Dataset rows for apps and sites
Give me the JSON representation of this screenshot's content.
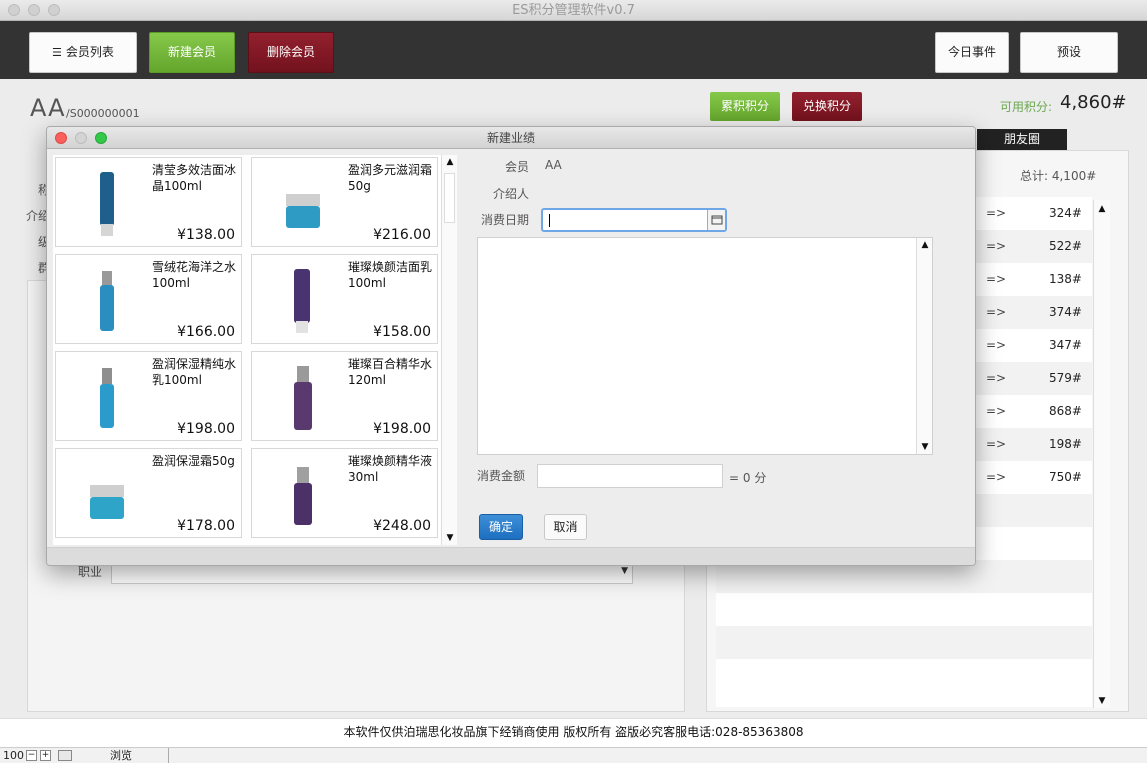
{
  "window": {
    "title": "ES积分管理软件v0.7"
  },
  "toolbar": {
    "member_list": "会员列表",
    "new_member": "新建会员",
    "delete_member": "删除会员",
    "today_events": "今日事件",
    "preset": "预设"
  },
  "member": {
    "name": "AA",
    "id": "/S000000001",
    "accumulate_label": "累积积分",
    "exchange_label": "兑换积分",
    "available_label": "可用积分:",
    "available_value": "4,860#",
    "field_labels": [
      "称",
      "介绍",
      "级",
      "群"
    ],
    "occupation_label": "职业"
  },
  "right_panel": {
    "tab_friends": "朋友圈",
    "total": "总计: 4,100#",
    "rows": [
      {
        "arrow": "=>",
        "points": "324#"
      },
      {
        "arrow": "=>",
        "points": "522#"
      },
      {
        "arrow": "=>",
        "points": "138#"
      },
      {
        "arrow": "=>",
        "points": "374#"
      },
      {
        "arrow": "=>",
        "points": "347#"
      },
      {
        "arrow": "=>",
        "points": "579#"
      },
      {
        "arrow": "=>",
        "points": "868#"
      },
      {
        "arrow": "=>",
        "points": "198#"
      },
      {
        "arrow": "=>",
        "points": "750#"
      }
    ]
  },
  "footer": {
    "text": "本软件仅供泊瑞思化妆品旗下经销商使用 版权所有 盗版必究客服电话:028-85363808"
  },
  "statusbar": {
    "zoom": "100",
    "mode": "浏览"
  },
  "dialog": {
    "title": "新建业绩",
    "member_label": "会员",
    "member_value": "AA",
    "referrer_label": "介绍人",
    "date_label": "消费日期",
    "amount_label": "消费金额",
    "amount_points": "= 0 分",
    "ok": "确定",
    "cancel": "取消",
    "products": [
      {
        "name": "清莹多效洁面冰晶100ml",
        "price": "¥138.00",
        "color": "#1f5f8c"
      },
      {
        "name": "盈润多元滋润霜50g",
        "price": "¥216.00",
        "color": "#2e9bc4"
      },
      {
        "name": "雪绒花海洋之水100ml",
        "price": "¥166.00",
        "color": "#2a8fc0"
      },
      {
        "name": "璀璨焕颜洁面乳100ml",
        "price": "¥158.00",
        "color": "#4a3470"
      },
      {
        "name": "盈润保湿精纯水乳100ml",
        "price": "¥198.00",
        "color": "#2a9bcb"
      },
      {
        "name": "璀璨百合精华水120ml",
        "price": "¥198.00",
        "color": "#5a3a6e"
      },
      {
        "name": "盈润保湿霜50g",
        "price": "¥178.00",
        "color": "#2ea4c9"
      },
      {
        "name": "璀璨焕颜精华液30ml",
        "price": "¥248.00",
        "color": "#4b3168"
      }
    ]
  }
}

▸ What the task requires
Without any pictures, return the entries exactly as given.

▸ Exercise answer
Give me the JSON representation of this screenshot's content.
{
  "window": {
    "title": "ES积分管理软件v0.7"
  },
  "toolbar": {
    "member_list": "会员列表",
    "new_member": "新建会员",
    "delete_member": "删除会员",
    "today_events": "今日事件",
    "preset": "预设"
  },
  "member": {
    "name": "AA",
    "id": "/S000000001",
    "accumulate_label": "累积积分",
    "exchange_label": "兑换积分",
    "available_label": "可用积分:",
    "available_value": "4,860#",
    "field_labels": [
      "称",
      "介绍",
      "级",
      "群"
    ],
    "occupation_label": "职业"
  },
  "right_panel": {
    "tab_friends": "朋友圈",
    "total": "总计: 4,100#",
    "rows": [
      {
        "arrow": "=>",
        "points": "324#"
      },
      {
        "arrow": "=>",
        "points": "522#"
      },
      {
        "arrow": "=>",
        "points": "138#"
      },
      {
        "arrow": "=>",
        "points": "374#"
      },
      {
        "arrow": "=>",
        "points": "347#"
      },
      {
        "arrow": "=>",
        "points": "579#"
      },
      {
        "arrow": "=>",
        "points": "868#"
      },
      {
        "arrow": "=>",
        "points": "198#"
      },
      {
        "arrow": "=>",
        "points": "750#"
      }
    ]
  },
  "footer": {
    "text": "本软件仅供泊瑞思化妆品旗下经销商使用 版权所有 盗版必究客服电话:028-85363808"
  },
  "statusbar": {
    "zoom": "100",
    "mode": "浏览"
  },
  "dialog": {
    "title": "新建业绩",
    "member_label": "会员",
    "member_value": "AA",
    "referrer_label": "介绍人",
    "date_label": "消费日期",
    "amount_label": "消费金额",
    "amount_points": "= 0 分",
    "ok": "确定",
    "cancel": "取消",
    "products": [
      {
        "name": "清莹多效洁面冰晶100ml",
        "price": "¥138.00",
        "color": "#1f5f8c"
      },
      {
        "name": "盈润多元滋润霜50g",
        "price": "¥216.00",
        "color": "#2e9bc4"
      },
      {
        "name": "雪绒花海洋之水100ml",
        "price": "¥166.00",
        "color": "#2a8fc0"
      },
      {
        "name": "璀璨焕颜洁面乳100ml",
        "price": "¥158.00",
        "color": "#4a3470"
      },
      {
        "name": "盈润保湿精纯水乳100ml",
        "price": "¥198.00",
        "color": "#2a9bcb"
      },
      {
        "name": "璀璨百合精华水120ml",
        "price": "¥198.00",
        "color": "#5a3a6e"
      },
      {
        "name": "盈润保湿霜50g",
        "price": "¥178.00",
        "color": "#2ea4c9"
      },
      {
        "name": "璀璨焕颜精华液30ml",
        "price": "¥248.00",
        "color": "#4b3168"
      }
    ]
  }
}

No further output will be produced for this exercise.